§ Task brief:
Print each of the entries exactly, leaving nothing out.

Data records:
----
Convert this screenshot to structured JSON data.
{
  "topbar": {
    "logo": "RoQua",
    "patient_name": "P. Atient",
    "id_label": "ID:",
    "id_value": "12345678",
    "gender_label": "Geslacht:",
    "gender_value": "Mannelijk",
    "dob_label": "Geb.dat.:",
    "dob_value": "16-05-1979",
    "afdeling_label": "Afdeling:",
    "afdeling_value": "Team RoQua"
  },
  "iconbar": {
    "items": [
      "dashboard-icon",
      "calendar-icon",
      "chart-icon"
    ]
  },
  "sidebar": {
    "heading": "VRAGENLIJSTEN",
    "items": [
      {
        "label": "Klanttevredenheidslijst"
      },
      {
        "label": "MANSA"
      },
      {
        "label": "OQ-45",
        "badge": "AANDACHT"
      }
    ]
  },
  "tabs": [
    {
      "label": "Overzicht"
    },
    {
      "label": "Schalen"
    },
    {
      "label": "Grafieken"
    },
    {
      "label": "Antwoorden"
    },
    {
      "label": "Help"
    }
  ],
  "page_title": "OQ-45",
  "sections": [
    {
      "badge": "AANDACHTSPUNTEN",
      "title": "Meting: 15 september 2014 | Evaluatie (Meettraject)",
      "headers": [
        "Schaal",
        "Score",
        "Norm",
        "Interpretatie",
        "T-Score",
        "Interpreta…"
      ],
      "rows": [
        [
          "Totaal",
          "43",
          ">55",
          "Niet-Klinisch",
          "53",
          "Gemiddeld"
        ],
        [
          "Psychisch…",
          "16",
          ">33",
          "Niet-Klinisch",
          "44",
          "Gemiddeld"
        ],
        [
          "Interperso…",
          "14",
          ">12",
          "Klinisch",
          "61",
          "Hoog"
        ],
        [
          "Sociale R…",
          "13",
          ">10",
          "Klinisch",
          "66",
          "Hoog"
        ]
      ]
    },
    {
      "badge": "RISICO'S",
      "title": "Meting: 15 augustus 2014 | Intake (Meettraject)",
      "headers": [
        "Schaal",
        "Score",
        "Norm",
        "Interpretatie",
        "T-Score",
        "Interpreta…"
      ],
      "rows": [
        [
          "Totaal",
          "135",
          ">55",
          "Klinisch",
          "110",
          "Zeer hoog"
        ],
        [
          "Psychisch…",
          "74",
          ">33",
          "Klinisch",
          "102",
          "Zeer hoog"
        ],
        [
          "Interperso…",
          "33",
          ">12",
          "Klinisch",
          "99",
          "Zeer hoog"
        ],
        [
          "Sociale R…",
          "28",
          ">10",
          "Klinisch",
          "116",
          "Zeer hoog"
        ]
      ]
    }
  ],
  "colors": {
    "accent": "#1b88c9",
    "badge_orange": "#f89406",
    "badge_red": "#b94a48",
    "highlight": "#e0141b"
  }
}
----
§ Task answer:
Convert this screenshot to structured JSON data.
{
  "topbar": {
    "logo": "RoQua",
    "patient_name": "P. Atient",
    "id_label": "ID:",
    "id_value": "12345678",
    "gender_label": "Geslacht:",
    "gender_value": "Mannelijk",
    "dob_label": "Geb.dat.:",
    "dob_value": "16-05-1979",
    "afdeling_label": "Afdeling:",
    "afdeling_value": "Team RoQua"
  },
  "iconbar": {
    "items": [
      "dashboard-icon",
      "calendar-icon",
      "chart-icon"
    ]
  },
  "sidebar": {
    "heading": "VRAGENLIJSTEN",
    "items": [
      {
        "label": "Klanttevredenheidslijst"
      },
      {
        "label": "MANSA"
      },
      {
        "label": "OQ-45",
        "badge": "AANDACHT"
      }
    ]
  },
  "tabs": [
    {
      "label": "Overzicht"
    },
    {
      "label": "Schalen"
    },
    {
      "label": "Grafieken"
    },
    {
      "label": "Antwoorden"
    },
    {
      "label": "Help"
    }
  ],
  "page_title": "OQ-45",
  "sections": [
    {
      "badge": "AANDACHTSPUNTEN",
      "title": "Meting: 15 september 2014 | Evaluatie (Meettraject)",
      "headers": [
        "Schaal",
        "Score",
        "Norm",
        "Interpretatie",
        "T-Score",
        "Interpreta…"
      ],
      "rows": [
        [
          "Totaal",
          "43",
          ">55",
          "Niet-Klinisch",
          "53",
          "Gemiddeld"
        ],
        [
          "Psychisch…",
          "16",
          ">33",
          "Niet-Klinisch",
          "44",
          "Gemiddeld"
        ],
        [
          "Interperso…",
          "14",
          ">12",
          "Klinisch",
          "61",
          "Hoog"
        ],
        [
          "Sociale R…",
          "13",
          ">10",
          "Klinisch",
          "66",
          "Hoog"
        ]
      ]
    },
    {
      "badge": "RISICO'S",
      "title": "Meting: 15 augustus 2014 | Intake (Meettraject)",
      "headers": [
        "Schaal",
        "Score",
        "Norm",
        "Interpretatie",
        "T-Score",
        "Interpreta…"
      ],
      "rows": [
        [
          "Totaal",
          "135",
          ">55",
          "Klinisch",
          "110",
          "Zeer hoog"
        ],
        [
          "Psychisch…",
          "74",
          ">33",
          "Klinisch",
          "102",
          "Zeer hoog"
        ],
        [
          "Interperso…",
          "33",
          ">12",
          "Klinisch",
          "99",
          "Zeer hoog"
        ],
        [
          "Sociale R…",
          "28",
          ">10",
          "Klinisch",
          "116",
          "Zeer hoog"
        ]
      ]
    }
  ],
  "colors": {
    "accent": "#1b88c9",
    "badge_orange": "#f89406",
    "badge_red": "#b94a48",
    "highlight": "#e0141b"
  }
}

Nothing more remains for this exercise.